side reveals aligns and joins
the two halves.
The columns were fastened temporarily for transit to Florida, where they would be disassembled and installed on site. This step was all hands on, fitting, shaving off a bit here and there, and refitting. The joints had to be perfect. The big question was how they could install these halves precisely in a vertical position. Judging from the photos, they look fabulous and installation was pretty smooth.
In all respects, we met the design criteria except for the time frame. Putting a boat building shop through that level of exacting and repetitive work, on top of our many other projects was painful. The duration of the project was too long, due in part to the learning curve and management. Once we got down to it we were averaging a column per month, which had been my original goal. The first four averaged one every 2.75 months, too long to sustain the crew’s enthusiasm.
|Above—Two finished column halves
are temporarily strapped together
Right—Two halves of one of the rear
columns being installed over inner
steel support columns. The installed
columns were stained and finished in
place. Brass flat stock was installed
in the reveals for added detail.

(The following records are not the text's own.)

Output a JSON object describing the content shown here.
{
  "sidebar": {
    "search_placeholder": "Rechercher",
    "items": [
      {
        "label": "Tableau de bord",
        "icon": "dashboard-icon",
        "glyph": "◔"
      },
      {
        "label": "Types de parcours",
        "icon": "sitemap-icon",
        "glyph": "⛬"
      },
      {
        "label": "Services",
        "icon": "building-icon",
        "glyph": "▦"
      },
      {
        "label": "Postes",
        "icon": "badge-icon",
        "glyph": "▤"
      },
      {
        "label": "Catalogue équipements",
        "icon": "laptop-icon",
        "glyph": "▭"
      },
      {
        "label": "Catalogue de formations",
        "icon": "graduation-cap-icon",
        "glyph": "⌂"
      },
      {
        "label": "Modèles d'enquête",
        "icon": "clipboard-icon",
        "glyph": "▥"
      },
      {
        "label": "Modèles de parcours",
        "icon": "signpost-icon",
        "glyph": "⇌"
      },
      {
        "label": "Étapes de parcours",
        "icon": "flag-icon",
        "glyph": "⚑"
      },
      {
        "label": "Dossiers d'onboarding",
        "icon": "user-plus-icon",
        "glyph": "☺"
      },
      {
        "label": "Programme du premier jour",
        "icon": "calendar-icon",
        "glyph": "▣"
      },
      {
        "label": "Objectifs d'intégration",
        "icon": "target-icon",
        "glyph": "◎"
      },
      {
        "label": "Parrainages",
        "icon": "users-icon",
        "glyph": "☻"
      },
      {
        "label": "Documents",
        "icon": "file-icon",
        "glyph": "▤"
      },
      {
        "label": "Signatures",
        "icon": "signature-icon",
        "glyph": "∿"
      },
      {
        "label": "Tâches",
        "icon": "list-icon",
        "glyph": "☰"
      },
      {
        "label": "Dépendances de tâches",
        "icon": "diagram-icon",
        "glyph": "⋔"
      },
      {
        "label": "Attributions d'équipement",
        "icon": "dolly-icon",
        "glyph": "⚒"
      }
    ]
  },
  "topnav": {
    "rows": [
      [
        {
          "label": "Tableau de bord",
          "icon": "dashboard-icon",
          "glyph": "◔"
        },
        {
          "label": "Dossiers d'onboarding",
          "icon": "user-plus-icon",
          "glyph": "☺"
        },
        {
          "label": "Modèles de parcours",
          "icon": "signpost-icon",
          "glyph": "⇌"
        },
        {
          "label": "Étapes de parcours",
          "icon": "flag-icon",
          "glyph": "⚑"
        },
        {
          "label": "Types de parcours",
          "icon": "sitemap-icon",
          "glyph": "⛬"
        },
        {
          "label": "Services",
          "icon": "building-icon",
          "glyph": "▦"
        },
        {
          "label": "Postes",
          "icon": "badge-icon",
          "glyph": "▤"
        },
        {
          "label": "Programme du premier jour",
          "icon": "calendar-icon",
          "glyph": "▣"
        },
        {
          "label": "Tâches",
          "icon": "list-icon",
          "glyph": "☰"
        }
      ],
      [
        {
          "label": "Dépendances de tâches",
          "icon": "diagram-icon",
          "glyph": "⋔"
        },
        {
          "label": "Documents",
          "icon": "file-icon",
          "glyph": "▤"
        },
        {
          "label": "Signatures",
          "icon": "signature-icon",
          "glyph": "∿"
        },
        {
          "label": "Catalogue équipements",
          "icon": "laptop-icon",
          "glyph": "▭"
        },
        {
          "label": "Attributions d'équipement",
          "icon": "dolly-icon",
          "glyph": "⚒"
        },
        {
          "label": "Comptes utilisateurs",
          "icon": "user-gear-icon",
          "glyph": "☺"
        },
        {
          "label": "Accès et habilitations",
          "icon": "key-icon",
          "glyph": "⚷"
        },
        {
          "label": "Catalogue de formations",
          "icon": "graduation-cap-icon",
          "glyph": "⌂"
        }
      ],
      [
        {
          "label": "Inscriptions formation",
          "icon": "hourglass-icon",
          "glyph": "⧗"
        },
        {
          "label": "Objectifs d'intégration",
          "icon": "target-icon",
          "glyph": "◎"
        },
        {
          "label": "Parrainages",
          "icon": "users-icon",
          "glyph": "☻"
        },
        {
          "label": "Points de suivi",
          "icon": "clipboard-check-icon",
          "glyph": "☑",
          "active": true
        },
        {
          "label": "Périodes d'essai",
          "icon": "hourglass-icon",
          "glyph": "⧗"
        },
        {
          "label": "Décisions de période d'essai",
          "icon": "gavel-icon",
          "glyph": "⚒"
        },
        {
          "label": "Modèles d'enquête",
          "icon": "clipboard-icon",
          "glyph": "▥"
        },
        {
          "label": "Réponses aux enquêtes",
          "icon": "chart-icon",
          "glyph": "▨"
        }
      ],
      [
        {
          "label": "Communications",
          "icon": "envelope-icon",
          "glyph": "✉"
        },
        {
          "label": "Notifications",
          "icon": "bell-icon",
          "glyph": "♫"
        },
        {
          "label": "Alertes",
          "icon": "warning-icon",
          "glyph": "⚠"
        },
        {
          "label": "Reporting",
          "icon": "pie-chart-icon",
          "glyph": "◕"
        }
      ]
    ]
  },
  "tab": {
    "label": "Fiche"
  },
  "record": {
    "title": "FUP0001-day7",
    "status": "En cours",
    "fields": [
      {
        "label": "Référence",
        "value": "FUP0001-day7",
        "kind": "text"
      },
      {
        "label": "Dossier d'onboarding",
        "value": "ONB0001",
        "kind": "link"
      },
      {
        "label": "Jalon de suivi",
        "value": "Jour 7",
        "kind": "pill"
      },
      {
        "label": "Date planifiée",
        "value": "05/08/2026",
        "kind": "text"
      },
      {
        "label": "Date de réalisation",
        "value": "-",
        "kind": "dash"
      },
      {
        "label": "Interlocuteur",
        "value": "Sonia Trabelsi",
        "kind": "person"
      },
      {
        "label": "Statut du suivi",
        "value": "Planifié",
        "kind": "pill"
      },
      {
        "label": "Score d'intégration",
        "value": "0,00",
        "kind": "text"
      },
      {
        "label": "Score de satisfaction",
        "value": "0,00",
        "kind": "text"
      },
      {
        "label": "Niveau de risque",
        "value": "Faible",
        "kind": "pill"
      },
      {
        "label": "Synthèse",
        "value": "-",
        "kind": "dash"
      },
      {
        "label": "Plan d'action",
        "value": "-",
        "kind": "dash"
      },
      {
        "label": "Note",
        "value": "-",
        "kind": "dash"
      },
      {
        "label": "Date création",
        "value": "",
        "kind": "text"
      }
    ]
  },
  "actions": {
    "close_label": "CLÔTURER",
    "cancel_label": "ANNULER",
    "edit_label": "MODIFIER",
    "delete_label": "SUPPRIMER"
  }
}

The challenge for our shop was to meet the criteria and build better and smarter than the client’s expectations. With a top notch crew, beautiful mahogany, and the indispensable help from Tom Olsen, we were able to build some pretty wild columns.
I am extremely grateful to my crew: Doug Ingram and Brian Porter, with help from Molly Avellar, Ryan Benoit, Ned Chamberlain and Alex Holmes of Olsen Marine, Inc., and with the knowledge and assistance we received from Gougeon Brothers, Inc., whose WEST SYSTEM and Pro-Set products we could not survive without.
Pleasant Bay Boat and Spar Company
PO Box 1174